# TO DO
For every line of the records below that holds "title", add one. Give only the final total.

Segment Start: PROVIDED RECORDS

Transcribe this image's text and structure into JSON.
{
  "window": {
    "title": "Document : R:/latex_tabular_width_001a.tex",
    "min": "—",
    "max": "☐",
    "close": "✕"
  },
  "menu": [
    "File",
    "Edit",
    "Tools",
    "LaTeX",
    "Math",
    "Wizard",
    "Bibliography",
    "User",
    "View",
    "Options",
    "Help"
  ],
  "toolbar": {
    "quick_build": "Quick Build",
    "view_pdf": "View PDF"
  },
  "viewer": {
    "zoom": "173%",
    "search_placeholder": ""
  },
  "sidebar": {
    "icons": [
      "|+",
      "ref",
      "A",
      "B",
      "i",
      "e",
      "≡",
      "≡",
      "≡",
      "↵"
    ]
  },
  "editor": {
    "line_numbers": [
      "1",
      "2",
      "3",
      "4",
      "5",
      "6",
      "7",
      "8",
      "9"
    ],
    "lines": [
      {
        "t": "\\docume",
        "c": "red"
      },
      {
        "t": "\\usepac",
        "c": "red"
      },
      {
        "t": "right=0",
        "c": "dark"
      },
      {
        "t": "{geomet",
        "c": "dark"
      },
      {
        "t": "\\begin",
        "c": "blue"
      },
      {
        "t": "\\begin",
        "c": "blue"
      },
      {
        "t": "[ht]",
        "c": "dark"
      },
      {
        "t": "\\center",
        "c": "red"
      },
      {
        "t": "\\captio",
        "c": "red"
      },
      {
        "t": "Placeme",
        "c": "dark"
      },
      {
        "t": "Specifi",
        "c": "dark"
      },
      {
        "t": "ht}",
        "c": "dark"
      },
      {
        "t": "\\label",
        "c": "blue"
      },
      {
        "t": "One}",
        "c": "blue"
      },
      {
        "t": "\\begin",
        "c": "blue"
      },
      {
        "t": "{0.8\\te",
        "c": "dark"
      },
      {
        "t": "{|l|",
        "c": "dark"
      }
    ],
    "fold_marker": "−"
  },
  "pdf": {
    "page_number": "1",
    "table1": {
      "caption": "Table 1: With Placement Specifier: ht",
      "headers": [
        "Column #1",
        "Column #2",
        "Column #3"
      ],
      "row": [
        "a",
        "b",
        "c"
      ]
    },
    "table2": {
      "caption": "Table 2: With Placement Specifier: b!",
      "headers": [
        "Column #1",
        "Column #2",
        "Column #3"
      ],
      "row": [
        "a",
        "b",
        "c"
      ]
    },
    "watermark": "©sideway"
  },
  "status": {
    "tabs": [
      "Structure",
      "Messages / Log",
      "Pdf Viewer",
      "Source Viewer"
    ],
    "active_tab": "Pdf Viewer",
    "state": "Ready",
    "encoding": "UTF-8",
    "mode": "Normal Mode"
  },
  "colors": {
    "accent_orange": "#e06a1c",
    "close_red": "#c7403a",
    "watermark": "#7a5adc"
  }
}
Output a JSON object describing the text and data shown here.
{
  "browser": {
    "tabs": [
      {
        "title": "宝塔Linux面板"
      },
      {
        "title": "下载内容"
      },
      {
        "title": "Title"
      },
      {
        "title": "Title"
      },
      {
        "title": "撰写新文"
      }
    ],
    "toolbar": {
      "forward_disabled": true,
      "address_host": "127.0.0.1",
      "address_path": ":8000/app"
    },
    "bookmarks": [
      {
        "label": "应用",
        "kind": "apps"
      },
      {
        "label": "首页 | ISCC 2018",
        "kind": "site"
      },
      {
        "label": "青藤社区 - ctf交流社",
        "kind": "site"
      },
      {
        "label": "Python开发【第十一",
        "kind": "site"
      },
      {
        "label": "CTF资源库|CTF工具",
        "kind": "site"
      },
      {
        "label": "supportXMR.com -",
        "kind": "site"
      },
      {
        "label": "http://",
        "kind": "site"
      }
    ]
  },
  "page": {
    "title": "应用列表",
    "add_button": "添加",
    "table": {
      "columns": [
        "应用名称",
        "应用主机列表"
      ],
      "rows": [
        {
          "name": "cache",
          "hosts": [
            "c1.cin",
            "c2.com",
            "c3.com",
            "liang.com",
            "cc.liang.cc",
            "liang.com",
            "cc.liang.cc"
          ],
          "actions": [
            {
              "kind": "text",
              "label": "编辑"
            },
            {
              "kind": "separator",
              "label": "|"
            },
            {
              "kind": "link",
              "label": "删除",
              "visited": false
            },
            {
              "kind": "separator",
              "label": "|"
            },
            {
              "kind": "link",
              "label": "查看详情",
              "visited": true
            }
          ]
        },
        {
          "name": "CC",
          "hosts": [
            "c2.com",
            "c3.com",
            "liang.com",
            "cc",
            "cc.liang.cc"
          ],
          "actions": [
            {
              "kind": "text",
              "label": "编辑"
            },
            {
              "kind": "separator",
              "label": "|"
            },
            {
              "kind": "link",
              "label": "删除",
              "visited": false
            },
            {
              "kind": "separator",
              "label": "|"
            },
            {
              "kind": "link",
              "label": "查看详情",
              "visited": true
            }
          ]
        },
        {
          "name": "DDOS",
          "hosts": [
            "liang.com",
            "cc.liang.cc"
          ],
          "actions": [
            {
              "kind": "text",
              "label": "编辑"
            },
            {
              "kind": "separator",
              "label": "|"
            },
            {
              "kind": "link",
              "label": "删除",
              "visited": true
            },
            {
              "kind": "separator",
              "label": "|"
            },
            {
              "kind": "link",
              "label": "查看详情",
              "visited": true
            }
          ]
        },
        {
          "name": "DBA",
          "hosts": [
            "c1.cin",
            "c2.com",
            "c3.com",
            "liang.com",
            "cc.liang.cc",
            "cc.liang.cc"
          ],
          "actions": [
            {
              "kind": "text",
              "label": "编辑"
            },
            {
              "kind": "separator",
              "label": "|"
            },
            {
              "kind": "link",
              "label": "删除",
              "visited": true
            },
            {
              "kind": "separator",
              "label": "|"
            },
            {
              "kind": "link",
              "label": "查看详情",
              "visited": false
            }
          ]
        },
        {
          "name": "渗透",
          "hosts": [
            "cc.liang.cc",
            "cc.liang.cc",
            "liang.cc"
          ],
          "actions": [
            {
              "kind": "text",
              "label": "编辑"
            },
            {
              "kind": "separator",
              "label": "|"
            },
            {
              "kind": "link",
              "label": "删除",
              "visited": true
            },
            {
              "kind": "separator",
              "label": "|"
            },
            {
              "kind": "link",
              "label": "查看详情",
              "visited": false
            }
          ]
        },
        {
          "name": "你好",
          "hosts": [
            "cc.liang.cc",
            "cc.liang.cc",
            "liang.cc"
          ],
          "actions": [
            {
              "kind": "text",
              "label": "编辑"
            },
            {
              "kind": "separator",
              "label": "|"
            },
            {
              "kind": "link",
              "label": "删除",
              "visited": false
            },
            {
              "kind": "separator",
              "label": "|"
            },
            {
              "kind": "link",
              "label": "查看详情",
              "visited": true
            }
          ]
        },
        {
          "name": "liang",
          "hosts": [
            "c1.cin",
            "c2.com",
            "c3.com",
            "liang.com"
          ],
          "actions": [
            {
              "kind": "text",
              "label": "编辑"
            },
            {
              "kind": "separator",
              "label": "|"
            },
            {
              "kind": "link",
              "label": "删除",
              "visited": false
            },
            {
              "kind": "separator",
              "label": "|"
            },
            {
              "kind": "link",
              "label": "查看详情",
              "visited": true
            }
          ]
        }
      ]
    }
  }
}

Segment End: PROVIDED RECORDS

# WRITTEN RESPONSE
7